> **What is needed**
In total, how many lines of the data contain the word "members"? Only that number is wanted.

[Web page and app entries]
○ ○ ○ ○

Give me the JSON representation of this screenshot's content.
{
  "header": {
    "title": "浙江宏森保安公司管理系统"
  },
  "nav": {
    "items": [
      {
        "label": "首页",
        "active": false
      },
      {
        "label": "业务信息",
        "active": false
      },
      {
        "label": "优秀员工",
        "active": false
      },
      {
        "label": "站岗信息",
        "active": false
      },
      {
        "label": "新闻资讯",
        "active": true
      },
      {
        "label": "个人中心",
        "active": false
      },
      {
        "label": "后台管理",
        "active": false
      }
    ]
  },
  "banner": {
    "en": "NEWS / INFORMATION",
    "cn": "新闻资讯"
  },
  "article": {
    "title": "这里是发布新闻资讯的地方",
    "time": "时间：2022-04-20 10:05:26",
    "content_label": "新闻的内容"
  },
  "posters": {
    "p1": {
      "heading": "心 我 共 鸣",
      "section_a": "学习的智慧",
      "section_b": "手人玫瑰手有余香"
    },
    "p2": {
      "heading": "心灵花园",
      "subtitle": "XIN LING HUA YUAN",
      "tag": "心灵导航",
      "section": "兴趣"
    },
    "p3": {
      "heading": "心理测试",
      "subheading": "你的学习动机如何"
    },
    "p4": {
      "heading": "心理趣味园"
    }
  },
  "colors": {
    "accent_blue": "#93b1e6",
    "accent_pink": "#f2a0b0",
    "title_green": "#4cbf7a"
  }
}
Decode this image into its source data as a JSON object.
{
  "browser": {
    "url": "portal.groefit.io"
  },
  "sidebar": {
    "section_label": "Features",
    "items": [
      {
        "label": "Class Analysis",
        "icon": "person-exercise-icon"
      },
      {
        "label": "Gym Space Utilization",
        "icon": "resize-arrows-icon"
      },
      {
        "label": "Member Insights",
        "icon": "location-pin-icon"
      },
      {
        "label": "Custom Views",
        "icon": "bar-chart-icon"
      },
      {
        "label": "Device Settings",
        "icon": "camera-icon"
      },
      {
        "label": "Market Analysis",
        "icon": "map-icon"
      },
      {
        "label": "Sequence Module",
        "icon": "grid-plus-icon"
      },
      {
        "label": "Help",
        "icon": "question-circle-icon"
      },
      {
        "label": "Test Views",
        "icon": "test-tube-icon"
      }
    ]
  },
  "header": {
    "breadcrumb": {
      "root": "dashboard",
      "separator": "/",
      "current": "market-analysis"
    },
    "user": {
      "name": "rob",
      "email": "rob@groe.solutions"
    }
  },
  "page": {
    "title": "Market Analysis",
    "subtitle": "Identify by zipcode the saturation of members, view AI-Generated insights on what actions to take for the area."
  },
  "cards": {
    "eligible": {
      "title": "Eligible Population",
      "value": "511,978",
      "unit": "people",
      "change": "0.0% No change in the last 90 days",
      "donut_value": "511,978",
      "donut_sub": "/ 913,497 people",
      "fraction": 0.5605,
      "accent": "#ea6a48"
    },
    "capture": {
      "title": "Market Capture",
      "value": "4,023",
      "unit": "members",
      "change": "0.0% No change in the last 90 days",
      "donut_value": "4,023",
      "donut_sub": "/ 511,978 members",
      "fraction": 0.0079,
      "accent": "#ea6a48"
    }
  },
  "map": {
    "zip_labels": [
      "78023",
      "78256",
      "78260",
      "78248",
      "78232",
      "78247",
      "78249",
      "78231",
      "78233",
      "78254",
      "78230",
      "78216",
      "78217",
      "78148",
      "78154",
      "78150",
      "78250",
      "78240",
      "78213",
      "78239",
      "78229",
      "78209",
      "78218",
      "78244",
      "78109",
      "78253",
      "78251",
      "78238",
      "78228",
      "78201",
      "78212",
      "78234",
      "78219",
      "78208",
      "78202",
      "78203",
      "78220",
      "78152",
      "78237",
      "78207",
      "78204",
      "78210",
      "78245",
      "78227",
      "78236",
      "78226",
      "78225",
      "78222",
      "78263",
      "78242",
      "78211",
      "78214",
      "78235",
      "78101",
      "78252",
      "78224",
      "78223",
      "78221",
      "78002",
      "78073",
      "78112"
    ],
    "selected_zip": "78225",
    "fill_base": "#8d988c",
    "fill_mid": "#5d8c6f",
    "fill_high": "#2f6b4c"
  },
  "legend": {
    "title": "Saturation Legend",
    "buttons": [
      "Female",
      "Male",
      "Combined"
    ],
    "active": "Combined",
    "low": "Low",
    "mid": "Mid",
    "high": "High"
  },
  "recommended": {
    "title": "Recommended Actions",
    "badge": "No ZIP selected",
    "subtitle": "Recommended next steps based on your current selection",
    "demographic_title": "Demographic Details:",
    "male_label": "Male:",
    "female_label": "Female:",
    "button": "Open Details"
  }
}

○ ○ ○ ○

> **Response below**
3